The Victoria County History goes on: "In 1279 there is an entry to the effect that the "hall" of the prior at Segenhoe with the solar [first floor sleeping chamber] annexed was burnt. In the light of the two preceding episodes it seems more than likely that the cause of the fire was other than Providence. In 1246 a case of serious trespass had been committed in Segenhoe by the prior's men, a state of things which, judging by the episode of 1264, was probably becoming chronic".

Dunstable Priory was dissolved by King Henry VIII (1509-1547) in 1541 and in 1566 Queen Elizabeth I granted Segenhoe Manor to Peter Gray, who still held it ten years later. By 1593 Segenhoe was owned by William Stone. The Stone family were Lords of the Manor until the middle of the 17th century when it was conveyed to Elizabeth Dodsworth. The Dodsworths sold their estates around 1670 to Francis Lowe.

The MacQueen family coat of arms
The MacQueen family coat of arms

In 1747 Thomas Potter, M. P. became Lord of the Manor, having married Thomas Lowe's daughter.
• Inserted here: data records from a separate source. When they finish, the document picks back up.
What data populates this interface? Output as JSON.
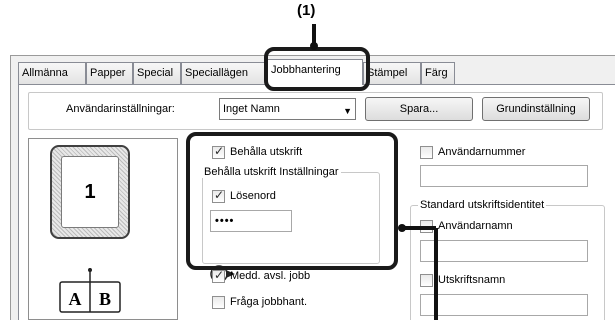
{
  "callout": {
    "label": "(1)"
  },
  "tabs": [
    {
      "label": "Allmänna"
    },
    {
      "label": "Papper"
    },
    {
      "label": "Special"
    },
    {
      "label": "Speciallägen"
    },
    {
      "label": "Jobbhantering"
    },
    {
      "label": "Stämpel"
    },
    {
      "label": "Färg"
    }
  ],
  "active_tab": "Jobbhantering",
  "user_settings": {
    "label": "Användarinställningar:",
    "selected": "Inget Namn",
    "save_button": "Spara...",
    "default_button": "Grundinställning"
  },
  "preview": {
    "page_number": "1",
    "book_letters": [
      "A",
      "B"
    ]
  },
  "retention": {
    "keep_printout_label": "Behålla utskrift",
    "keep_printout_checked": true,
    "group_title": "Behålla utskrift Inställningar",
    "password_label": "Lösenord",
    "password_checked": true,
    "password_value": "••••"
  },
  "notify": {
    "job_end_label": "Medd. avsl. jobb",
    "job_end_checked": true,
    "ask_job_label": "Fråga jobbhant.",
    "ask_job_checked": false
  },
  "user_number": {
    "label": "Användarnummer",
    "checked": false,
    "value": ""
  },
  "print_identity": {
    "group_title": "Standard utskriftsidentitet",
    "username_label": "Användarnamn",
    "username_checked": false,
    "username_value": "",
    "jobname_label": "Utskriftsnamn",
    "jobname_checked": false,
    "jobname_value": ""
  }
}
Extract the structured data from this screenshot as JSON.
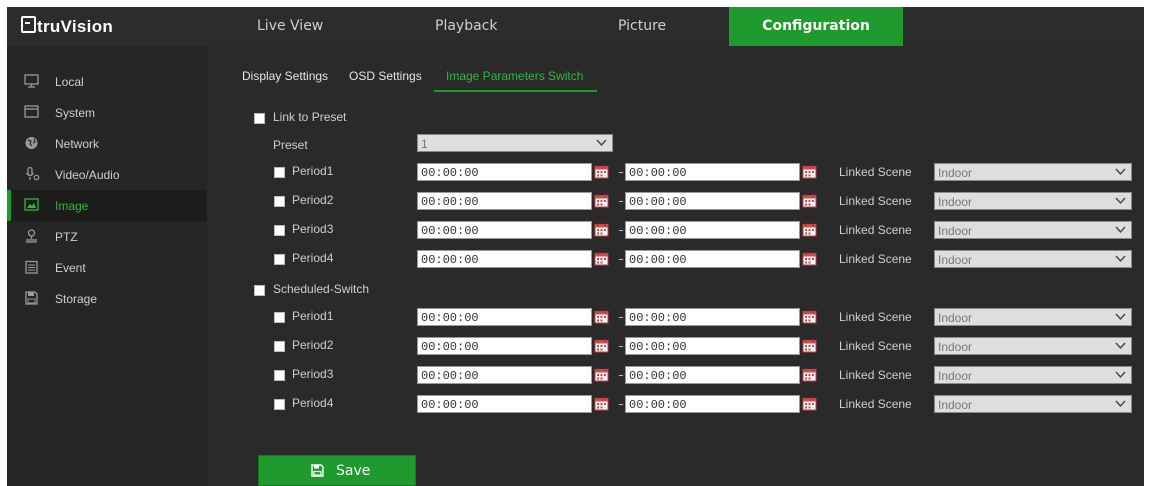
{
  "brand": {
    "name": "truVision"
  },
  "nav": {
    "tabs": [
      {
        "label": "Live View"
      },
      {
        "label": "Playback"
      },
      {
        "label": "Picture"
      },
      {
        "label": "Configuration"
      }
    ],
    "active_tab": "Configuration"
  },
  "sidebar": {
    "items": [
      {
        "label": "Local",
        "icon": "monitor-icon"
      },
      {
        "label": "System",
        "icon": "window-icon"
      },
      {
        "label": "Network",
        "icon": "globe-icon"
      },
      {
        "label": "Video/Audio",
        "icon": "microphone-icon"
      },
      {
        "label": "Image",
        "icon": "image-icon"
      },
      {
        "label": "PTZ",
        "icon": "ptz-camera-icon"
      },
      {
        "label": "Event",
        "icon": "calendar-icon"
      },
      {
        "label": "Storage",
        "icon": "floppy-disk-icon"
      }
    ],
    "active": "Image"
  },
  "subtabs": [
    {
      "label": "Display Settings"
    },
    {
      "label": "OSD Settings"
    },
    {
      "label": "Image Parameters Switch"
    }
  ],
  "active_subtab": "Image Parameters Switch",
  "form": {
    "link_to_preset": {
      "label": "Link to Preset",
      "checked": false
    },
    "preset": {
      "label": "Preset",
      "value": "1"
    },
    "linked_scene_label": "Linked Scene",
    "preset_periods": [
      {
        "label": "Period1",
        "start": "00:00:00",
        "end": "00:00:00",
        "scene": "Indoor"
      },
      {
        "label": "Period2",
        "start": "00:00:00",
        "end": "00:00:00",
        "scene": "Indoor"
      },
      {
        "label": "Period3",
        "start": "00:00:00",
        "end": "00:00:00",
        "scene": "Indoor"
      },
      {
        "label": "Period4",
        "start": "00:00:00",
        "end": "00:00:00",
        "scene": "Indoor"
      }
    ],
    "scheduled_switch": {
      "label": "Scheduled-Switch",
      "checked": false
    },
    "scheduled_periods": [
      {
        "label": "Period1",
        "start": "00:00:00",
        "end": "00:00:00",
        "scene": "Indoor"
      },
      {
        "label": "Period2",
        "start": "00:00:00",
        "end": "00:00:00",
        "scene": "Indoor"
      },
      {
        "label": "Period3",
        "start": "00:00:00",
        "end": "00:00:00",
        "scene": "Indoor"
      },
      {
        "label": "Period4",
        "start": "00:00:00",
        "end": "00:00:00",
        "scene": "Indoor"
      }
    ]
  },
  "save_button": {
    "label": "Save",
    "icon": "floppy-disk-icon"
  },
  "colors": {
    "accent": "#1f9a2c",
    "accent_text": "#2fb83c",
    "background": "#262626",
    "panel": "#2a2a2a"
  }
}
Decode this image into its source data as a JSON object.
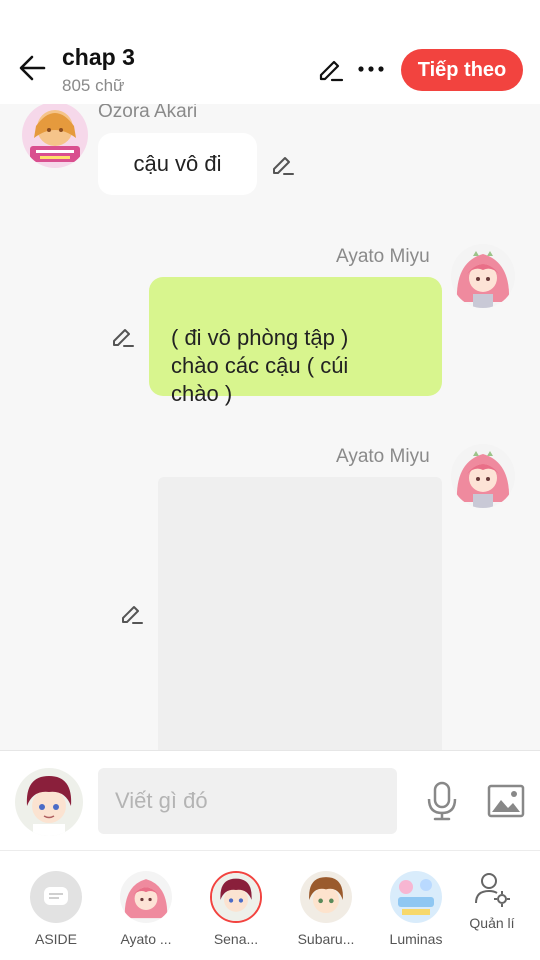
{
  "header": {
    "title": "chap 3",
    "word_count": "805 chữ",
    "next_label": "Tiếp theo"
  },
  "messages": [
    {
      "sender": "Ozora Akari",
      "side": "left",
      "text": "cậu vô đi",
      "bubble_color": "#ffffff"
    },
    {
      "sender": "Ayato  Miyu",
      "side": "right",
      "text": "( đi vô phòng tập )\nchào các cậu ( cúi\nchào )",
      "bubble_color": "#d8f58e"
    },
    {
      "sender": "Ayato  Miyu",
      "side": "right",
      "text": "",
      "bubble_color": "#efefef",
      "type": "image"
    }
  ],
  "composer": {
    "placeholder": "Viết gì đó"
  },
  "characters": [
    {
      "label": "ASIDE"
    },
    {
      "label": "Ayato ..."
    },
    {
      "label": "Sena..."
    },
    {
      "label": "Subaru..."
    },
    {
      "label": "Luminas"
    },
    {
      "label": "Quản lí"
    }
  ],
  "colors": {
    "accent": "#f2433f",
    "my_bubble": "#d8f58e",
    "other_bubble": "#ffffff",
    "background": "#f7f7f7"
  },
  "icons": {
    "back": "arrow-left-icon",
    "edit": "pencil-icon",
    "more": "more-horizontal-icon",
    "mic": "microphone-icon",
    "image": "image-icon",
    "manage": "user-gear-icon"
  }
}
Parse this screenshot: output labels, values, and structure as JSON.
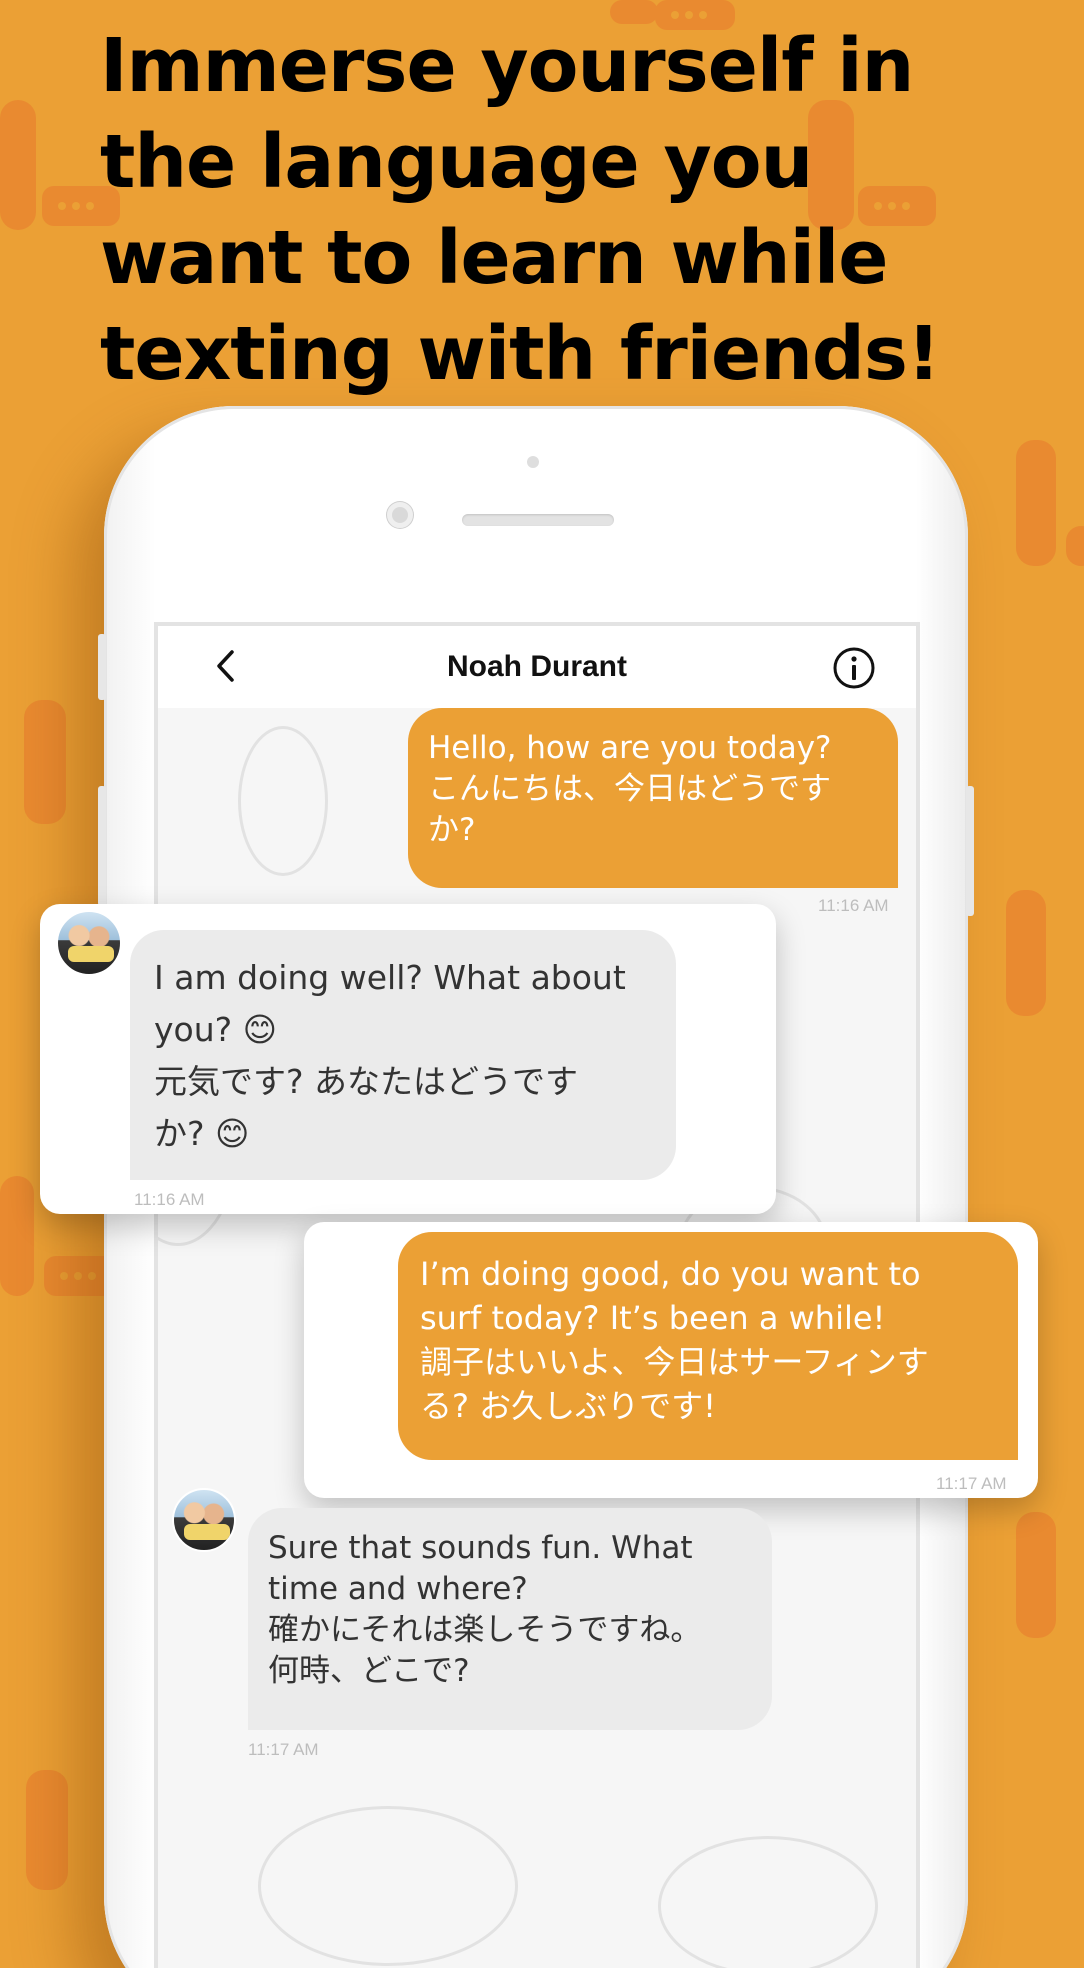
{
  "headline": {
    "line1": "Immerse yourself in",
    "line2": "the language you",
    "line3": "want to learn while",
    "line4": "texting with friends!"
  },
  "chat": {
    "contact_name": "Noah Durant",
    "back_icon": "chevron-left-icon",
    "info_icon": "info-icon"
  },
  "messages": [
    {
      "direction": "outgoing",
      "lines": [
        "Hello, how are you today?",
        "こんにちは、今日はどうです",
        "か?"
      ],
      "time": "11:16 AM"
    },
    {
      "direction": "incoming",
      "lines": [
        "I am doing well?  What about",
        "you? 😊",
        "元気です? あなたはどうです",
        "か? 😊"
      ],
      "time": "11:16 AM"
    },
    {
      "direction": "outgoing",
      "lines": [
        "I’m doing good, do you want to",
        "surf today?  It’s been a while!",
        "調子はいいよ、今日はサーフィンす",
        "る? お久しぶりです!"
      ],
      "time": "11:17 AM"
    },
    {
      "direction": "incoming",
      "lines": [
        "Sure that sounds fun.  What",
        "time and where?",
        "確かにそれは楽しそうですね。",
        "何時、どこで?"
      ],
      "time": "11:17 AM"
    }
  ],
  "colors": {
    "background": "#EBA035",
    "accent": "#EBA035",
    "incoming_bubble": "#EBEBEB"
  }
}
One of Potter's daughters married Malcolm MacQueen who succeeded as Lord of the Manor in 1759. In 1833 the trustees of Thomas Potter MacQueen sold the manor to John, 6th Duke of Bedford. A succession of Law of Property Acts in the 1920s extinguished all manorial incidents, courts and copyhold tenure of land. This effectively abolished manors in all but name.

The Manor was named after the original settlement. Todayall that remains at Segenhoe is the ruined church, Segenhoe Manor (house) and Segenhoe manor Farm. This seems to be a comparatively recent desertion. It looks as if the population only gradually moved into Ridgmont which, to judge by its French origin, grew up after the Norman Conquest of 1066. Perhaps the castle, if there was indeed such a thing, encouraged this move as it would have offered a degree of protection in tiems of widespread banditry which happened sporadically throughout the Middle Ages. Or perhaps the soil was better of water more plentiful in Ridgmont or, perhaps, Dunstable Priory's acquisition of land at Segenhoe drove the population to Ridgmont, which would certainly have been a reason for the violent dislike by the villagers. Whatever the reason Segenhoe was not entirely abandoned until the 19th century as the inclosure map of 1799 still shows some scattered houses in the vicinity of the church.